Environmental

Explosions at Arkema Chemical Plant Raise Health and Safety Concerns

Arkema chemical plant Texas flood photo by CNBC 315x210 Explosions at Arkema Chemical Plant Raise Health and Safety ConcernsExplosions at a Houston-area Arkema, Inc. chemical plant have raised health and safety concerns about the potential toxicity being released into the air.

Arkema makes adhesives found in plastics, car parts, tile, wallpaper, clothing, eyeglasses and diapers. The company also claims to be the third-largest producer of hydrogen peroxide, ABC News reports.

The chemical plant, located in Crosby, Texas, lost power as well as backup generators after Hurricane Harvey dumped flooding waters into the Houston area. According to the plant’s operator, the power loss knocked out refrigeration necessary to stabilize organic peroxides. As the temperatures rose, the chemicals became volatile, resulting in explosions.

The blasts were followed by plumes of black smoke rising from the plant, which sent more than a dozen public safety officers to the hospital for treatment. Residents within a 1.5-mile radius were evacuated, and are now raising health and safety concerns regarding the potential toxicity being released into the air.

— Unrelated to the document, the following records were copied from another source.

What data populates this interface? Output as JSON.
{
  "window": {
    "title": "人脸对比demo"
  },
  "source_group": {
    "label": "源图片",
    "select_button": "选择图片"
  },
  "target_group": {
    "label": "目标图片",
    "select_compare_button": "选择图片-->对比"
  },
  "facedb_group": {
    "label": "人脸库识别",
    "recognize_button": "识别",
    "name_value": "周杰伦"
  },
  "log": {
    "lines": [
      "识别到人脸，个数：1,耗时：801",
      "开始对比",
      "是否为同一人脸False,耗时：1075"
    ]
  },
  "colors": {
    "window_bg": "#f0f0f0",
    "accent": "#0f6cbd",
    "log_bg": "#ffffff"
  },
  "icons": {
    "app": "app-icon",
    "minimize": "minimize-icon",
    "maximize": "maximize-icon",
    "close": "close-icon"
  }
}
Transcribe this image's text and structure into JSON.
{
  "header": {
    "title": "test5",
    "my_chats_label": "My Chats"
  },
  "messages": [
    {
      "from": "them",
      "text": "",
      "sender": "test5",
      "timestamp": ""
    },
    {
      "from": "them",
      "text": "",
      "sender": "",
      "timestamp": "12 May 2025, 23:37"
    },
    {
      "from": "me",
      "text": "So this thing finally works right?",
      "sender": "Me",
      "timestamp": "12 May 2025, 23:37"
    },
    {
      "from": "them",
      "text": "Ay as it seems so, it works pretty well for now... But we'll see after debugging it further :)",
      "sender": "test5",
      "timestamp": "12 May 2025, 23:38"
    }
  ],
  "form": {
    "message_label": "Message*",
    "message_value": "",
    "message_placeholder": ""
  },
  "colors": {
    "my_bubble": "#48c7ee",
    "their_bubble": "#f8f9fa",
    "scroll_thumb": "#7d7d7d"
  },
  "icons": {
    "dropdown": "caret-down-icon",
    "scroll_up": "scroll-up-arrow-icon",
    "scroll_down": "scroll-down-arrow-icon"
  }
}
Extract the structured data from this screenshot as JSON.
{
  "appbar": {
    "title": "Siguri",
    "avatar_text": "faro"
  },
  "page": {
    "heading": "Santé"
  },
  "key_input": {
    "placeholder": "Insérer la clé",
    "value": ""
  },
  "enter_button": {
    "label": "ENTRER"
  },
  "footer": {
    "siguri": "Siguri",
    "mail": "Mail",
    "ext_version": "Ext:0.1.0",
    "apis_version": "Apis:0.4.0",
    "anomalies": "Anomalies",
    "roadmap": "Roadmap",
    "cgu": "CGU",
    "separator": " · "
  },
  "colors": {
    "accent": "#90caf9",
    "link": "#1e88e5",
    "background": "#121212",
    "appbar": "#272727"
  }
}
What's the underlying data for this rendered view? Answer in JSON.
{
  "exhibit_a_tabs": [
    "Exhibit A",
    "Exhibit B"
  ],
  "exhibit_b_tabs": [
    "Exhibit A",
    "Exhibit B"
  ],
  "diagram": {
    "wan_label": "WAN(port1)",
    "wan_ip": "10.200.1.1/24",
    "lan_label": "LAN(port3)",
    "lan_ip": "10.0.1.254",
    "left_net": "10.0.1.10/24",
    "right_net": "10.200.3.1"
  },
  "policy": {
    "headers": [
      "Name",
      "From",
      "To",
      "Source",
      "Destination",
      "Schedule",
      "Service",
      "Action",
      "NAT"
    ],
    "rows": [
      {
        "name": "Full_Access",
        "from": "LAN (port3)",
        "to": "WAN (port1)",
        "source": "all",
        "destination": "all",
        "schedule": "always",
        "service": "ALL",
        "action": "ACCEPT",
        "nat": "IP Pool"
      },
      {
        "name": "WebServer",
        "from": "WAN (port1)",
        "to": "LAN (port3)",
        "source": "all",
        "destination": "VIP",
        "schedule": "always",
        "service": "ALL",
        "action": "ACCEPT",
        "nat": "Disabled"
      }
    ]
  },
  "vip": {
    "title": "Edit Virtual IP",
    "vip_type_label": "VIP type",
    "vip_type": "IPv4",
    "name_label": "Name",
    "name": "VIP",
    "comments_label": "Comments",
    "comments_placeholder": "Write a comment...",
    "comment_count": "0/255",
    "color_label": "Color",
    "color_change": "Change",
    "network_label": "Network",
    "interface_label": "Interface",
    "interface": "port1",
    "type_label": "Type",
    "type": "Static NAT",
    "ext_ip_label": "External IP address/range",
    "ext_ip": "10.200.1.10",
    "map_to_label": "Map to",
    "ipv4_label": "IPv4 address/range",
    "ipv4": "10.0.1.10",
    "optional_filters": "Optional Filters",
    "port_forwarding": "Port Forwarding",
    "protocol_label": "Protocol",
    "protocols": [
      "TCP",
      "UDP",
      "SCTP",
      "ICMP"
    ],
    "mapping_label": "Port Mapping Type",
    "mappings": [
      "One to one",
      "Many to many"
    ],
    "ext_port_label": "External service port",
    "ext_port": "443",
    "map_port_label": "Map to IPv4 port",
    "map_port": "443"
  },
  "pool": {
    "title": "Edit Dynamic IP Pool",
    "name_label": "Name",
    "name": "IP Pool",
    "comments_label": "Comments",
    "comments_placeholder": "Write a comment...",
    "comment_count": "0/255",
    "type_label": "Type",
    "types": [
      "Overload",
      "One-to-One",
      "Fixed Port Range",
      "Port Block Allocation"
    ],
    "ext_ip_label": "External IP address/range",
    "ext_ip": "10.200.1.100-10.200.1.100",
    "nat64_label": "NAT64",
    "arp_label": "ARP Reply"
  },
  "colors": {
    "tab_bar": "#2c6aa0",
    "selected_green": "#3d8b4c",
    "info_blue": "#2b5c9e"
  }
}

According to records, the Occupational Safety and Health Administration (OSHA) fined Arkema nearly $110,000 for serious safety violations last February following an inspection of the facility. Out of the 10 violations cited, six of them were considered a level 10 -occupational hazards that could cause an accident or illness that would “most likely result in death or serious physical harm.” Later, OSHA reduced the fines to just over $90,000.

Investors in the company were warned in last year’s annual securities filings that the facility was at risk for “accidents, fires, explosions and pollution” due to the nature of the chemicals it utilizes. They were also warned that any accidents had the potential to result in compensation claims, lawsuits and delays in production.

“This is a significant player,” said Mark Eramo, a vice president of IHS Markit, a financial services company. “A responsible operator that has unfortunately faced an unprecedented situation.”